GEN. HAYDEN: No. The amendment says —
QUESTION: The court standard, the legal standard —
GEN. HAYDEN: — unreasonable search and seizure.
QUESTION: The legal standard is probable cause, General. You used the terms just a few minutes ago, “We reasonably believe.” And a FISA court, my understanding is, would not give you a warrant if you went before them and say “we reasonably believe”; you have to go to the FISA court, or the attorney general has to go to the FISA court and say, “we have probable cause.”
And so what many people believe — and I’d like you to respond to this — is that what you’ve actually done is crafted a detour around the FISA court by creating a new standard of “reasonably believe” in place of probable cause because the FISA court will not give you a warrant based on reasonable belief, you have to show probable cause. Could you respond to that, please?
GEN. HAYDEN: Sure. I didn’t craft the authorization. I am responding to a lawful order. All right? The attorney general has averred to the lawfulness of the order.
Just to be very clear — and believe me, if there’s any amendment to the Constitution that employees of the National Security Agency are familiar with, it’s the Fourth. And it is a reasonableness standard in the Fourth Amendment. And so what you’ve raised to me — and I’m not a lawyer, and don’t want to become one — what you’ve raised to me is, in terms of quoting the Fourth Amendment, is an issue of the Constitution. The constitutional standard is “reasonable.” And we believe — I am convinced that we are lawful because what it is we’re doing is reasonable.

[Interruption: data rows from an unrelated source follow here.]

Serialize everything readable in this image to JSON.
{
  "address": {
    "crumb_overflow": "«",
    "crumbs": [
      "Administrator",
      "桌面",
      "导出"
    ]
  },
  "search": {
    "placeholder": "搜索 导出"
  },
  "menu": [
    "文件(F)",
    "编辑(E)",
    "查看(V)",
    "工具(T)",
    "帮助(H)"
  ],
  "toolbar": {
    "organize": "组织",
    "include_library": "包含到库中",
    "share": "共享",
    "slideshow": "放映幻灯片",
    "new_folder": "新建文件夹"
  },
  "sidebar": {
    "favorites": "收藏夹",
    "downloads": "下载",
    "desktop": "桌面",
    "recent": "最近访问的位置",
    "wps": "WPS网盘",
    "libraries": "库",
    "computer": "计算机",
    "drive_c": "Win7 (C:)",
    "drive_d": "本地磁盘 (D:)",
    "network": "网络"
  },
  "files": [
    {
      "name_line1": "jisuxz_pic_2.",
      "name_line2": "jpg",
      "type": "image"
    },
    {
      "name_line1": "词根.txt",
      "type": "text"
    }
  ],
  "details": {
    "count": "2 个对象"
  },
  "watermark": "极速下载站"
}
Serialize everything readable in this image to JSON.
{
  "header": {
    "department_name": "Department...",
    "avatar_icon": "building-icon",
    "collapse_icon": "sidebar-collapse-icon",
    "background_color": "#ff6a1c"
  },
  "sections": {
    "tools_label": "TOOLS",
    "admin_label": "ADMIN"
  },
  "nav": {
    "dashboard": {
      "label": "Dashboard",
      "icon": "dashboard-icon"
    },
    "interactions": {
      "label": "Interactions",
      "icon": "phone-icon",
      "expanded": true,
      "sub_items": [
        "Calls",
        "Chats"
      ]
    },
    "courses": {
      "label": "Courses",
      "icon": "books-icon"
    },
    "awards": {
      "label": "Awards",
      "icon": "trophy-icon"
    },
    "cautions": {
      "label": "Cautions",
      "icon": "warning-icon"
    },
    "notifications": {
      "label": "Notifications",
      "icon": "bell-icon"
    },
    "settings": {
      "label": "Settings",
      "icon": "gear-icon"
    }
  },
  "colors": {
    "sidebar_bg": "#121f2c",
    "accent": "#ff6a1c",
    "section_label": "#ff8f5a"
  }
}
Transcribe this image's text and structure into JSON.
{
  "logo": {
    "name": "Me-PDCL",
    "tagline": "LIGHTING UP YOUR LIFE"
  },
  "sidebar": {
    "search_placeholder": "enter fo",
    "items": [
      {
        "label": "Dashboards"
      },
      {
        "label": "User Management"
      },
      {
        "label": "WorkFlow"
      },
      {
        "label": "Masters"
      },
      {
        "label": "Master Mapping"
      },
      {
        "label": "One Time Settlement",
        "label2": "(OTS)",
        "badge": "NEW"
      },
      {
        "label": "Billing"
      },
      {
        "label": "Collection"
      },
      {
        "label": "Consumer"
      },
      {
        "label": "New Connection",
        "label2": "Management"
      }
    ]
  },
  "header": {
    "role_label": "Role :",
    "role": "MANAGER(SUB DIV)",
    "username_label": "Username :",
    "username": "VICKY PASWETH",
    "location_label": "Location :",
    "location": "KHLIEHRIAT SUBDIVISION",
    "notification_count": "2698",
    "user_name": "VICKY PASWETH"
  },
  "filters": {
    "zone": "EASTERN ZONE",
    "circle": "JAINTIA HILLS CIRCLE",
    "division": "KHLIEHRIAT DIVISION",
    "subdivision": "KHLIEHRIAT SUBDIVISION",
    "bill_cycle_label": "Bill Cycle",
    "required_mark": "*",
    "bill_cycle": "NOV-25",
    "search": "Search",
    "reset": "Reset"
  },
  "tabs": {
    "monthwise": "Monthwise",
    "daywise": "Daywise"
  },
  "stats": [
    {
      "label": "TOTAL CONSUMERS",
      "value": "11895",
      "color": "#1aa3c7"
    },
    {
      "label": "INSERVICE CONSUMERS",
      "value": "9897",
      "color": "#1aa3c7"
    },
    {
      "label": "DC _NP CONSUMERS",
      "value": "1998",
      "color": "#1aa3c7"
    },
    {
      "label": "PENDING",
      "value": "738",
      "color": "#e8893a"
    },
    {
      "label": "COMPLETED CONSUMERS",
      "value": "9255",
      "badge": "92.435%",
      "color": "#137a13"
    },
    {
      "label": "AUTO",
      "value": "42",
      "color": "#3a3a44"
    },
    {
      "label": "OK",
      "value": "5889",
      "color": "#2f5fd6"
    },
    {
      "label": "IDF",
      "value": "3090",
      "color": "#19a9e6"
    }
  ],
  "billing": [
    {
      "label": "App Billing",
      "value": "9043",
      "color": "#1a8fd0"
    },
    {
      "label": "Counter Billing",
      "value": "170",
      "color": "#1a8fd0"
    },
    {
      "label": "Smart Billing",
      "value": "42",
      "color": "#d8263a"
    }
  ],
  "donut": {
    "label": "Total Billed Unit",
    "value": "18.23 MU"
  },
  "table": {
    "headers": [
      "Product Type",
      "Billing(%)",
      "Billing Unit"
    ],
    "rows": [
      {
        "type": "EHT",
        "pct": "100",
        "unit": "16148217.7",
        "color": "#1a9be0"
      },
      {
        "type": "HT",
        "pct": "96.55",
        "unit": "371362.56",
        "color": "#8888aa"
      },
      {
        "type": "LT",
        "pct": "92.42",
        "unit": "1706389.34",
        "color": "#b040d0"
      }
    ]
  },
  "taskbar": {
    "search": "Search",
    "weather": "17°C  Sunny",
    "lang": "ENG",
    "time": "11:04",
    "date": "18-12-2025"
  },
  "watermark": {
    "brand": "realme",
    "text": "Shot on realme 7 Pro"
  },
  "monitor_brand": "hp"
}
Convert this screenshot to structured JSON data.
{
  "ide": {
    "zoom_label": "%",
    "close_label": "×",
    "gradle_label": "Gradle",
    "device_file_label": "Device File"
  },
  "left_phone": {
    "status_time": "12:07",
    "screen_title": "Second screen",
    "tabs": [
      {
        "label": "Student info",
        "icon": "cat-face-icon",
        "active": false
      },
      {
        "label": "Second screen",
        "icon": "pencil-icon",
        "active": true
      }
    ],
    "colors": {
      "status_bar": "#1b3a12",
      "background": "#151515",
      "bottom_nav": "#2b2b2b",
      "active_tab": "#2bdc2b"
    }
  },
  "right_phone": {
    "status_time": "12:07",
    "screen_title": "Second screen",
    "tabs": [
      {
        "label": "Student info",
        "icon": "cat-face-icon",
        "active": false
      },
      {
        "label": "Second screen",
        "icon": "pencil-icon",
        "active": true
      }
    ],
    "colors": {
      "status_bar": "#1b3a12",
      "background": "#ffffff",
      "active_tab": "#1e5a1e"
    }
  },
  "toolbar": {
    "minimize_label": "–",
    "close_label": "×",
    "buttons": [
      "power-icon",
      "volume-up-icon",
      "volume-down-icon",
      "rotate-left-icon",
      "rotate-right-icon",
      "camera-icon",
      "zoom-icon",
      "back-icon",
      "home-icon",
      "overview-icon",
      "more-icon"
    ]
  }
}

“Are you telling me tens of millions of Americans are involved with al-Qa’ida?” he said. “These are tens of millions of Americans who are not suspected of anything.”
Comcast does not “provide the federal government access to customer (video, Internet or phone calling) records, or the ability to monitor customer communications, in the absence of valid legal process,” a Comcast spokeswoman told USA Today. However, an amendment to the CCPA1984 in 2001 gave government agencies the right to request internet log information from cable internet providers. The information shielded by the CCPA1984 only now pertains to video and VOIP/digital phone services.